I finished my spelling test first. So I walked over to the library corner and flipped open a Magic Treehouse book. The tallest girl in our class was done next. As I saw her approaching, I put away my book and asked her if she wanted to play 'house' with me.
All she muttered was, "I can't play with you because you are darker than me," and walked away.
Tears welled up my eyes. I fought it. In first grade, I was scarred. I felt alienated. How could she just come over here and say that to me?
From that moment on, I became overly self-conscious. Whenever I walked, I felt as if I was being judged for my skin color and I tried my hardest to not identify with my culture. Back then, I thought that my culture made me the odd one out. These years of misery persisted because of that one comment. It took me a long time to come out the shell I carved for myself.
But I did.
I did and I rose up stronger and more independent than ever.

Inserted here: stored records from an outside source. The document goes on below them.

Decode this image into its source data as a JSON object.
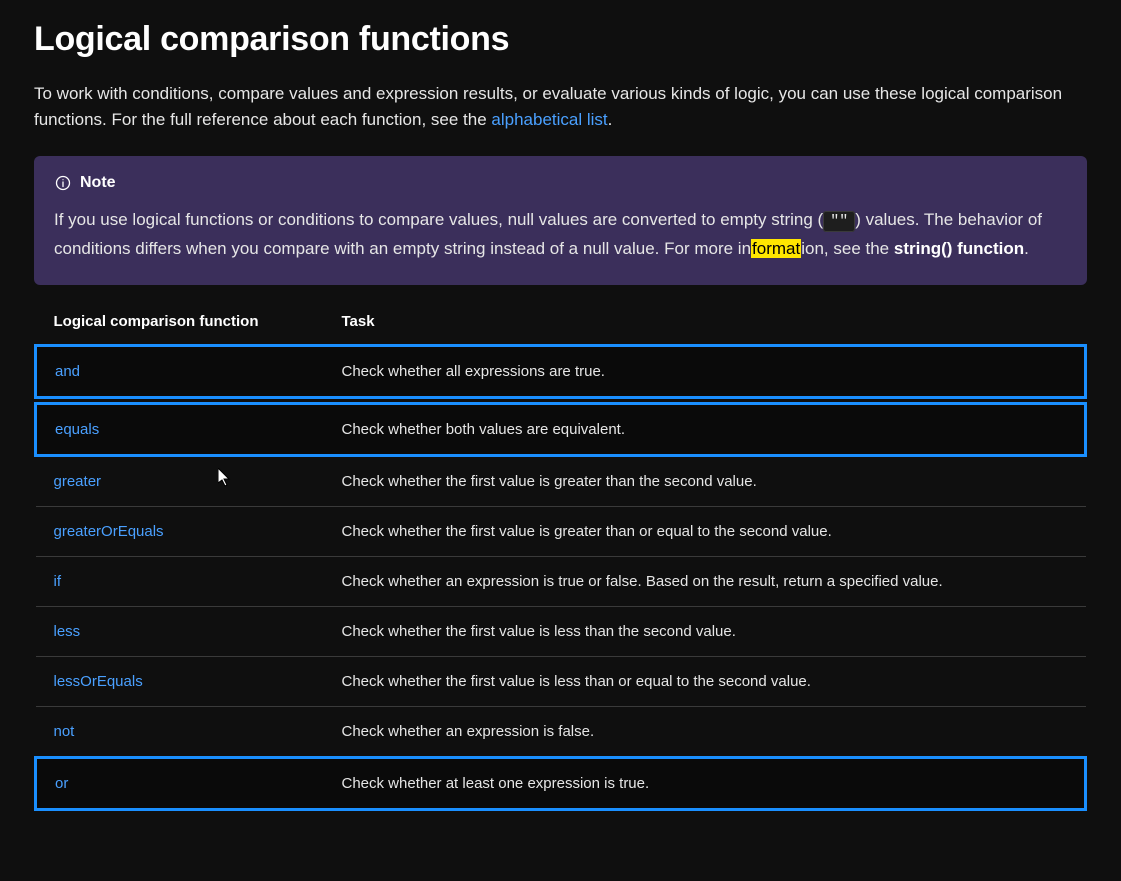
{
  "title": "Logical comparison functions",
  "intro_text_1": "To work with conditions, compare values and expression results, or evaluate various kinds of logic, you can use these logical comparison functions. For the full reference about each function, see the ",
  "intro_link": "alphabetical list",
  "intro_text_2": ".",
  "note": {
    "label": "Note",
    "body_1": "If you use logical functions or conditions to compare values, null values are converted to empty string (",
    "code": "\"\"",
    "body_2": ") values. The behavior of conditions differs when you compare with an empty string instead of a null value. For more in",
    "highlight": "format",
    "body_3": "ion, see the ",
    "bold": "string() function",
    "body_4": "."
  },
  "table": {
    "header_func": "Logical comparison function",
    "header_task": "Task",
    "rows": [
      {
        "func": "and",
        "task": "Check whether all expressions are true.",
        "hl": true
      },
      {
        "func": "equals",
        "task": "Check whether both values are equivalent.",
        "hl": true
      },
      {
        "func": "greater",
        "task": "Check whether the first value is greater than the second value.",
        "hl": false
      },
      {
        "func": "greaterOrEquals",
        "task": "Check whether the first value is greater than or equal to the second value.",
        "hl": false
      },
      {
        "func": "if",
        "task": "Check whether an expression is true or false. Based on the result, return a specified value.",
        "hl": false
      },
      {
        "func": "less",
        "task": "Check whether the first value is less than the second value.",
        "hl": false
      },
      {
        "func": "lessOrEquals",
        "task": "Check whether the first value is less than or equal to the second value.",
        "hl": false
      },
      {
        "func": "not",
        "task": "Check whether an expression is false.",
        "hl": false
      },
      {
        "func": "or",
        "task": "Check whether at least one expression is true.",
        "hl": true
      }
    ]
  }
}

Exposure to this type of discrimination at such an early age (I was five!) made me aware of the harsh reality of the world. And I don't pity myself for having to go through such a harsh time in first grade. If anything, it made me the person I am today-immersed in my own culture and respectful of the plethora of other vibrant cultures that exist around the world.
I understand that eradicating the world of all prejudices and discrimination is unfeasible. However, since my first grade loneliness, I have been making sure that nobody feels neglected. Everyone has the right to be comfortable in their environment, especially at school. People are unaware of the effects of stereotyping. A simple discriminatory comment can set an individual's life into a whirlwind. Making sure that everyone is looked at beyond their skin color is what matters to me. No first grader should have to be denied as a friend for such a reason.
Feedback please :) Be harsh!!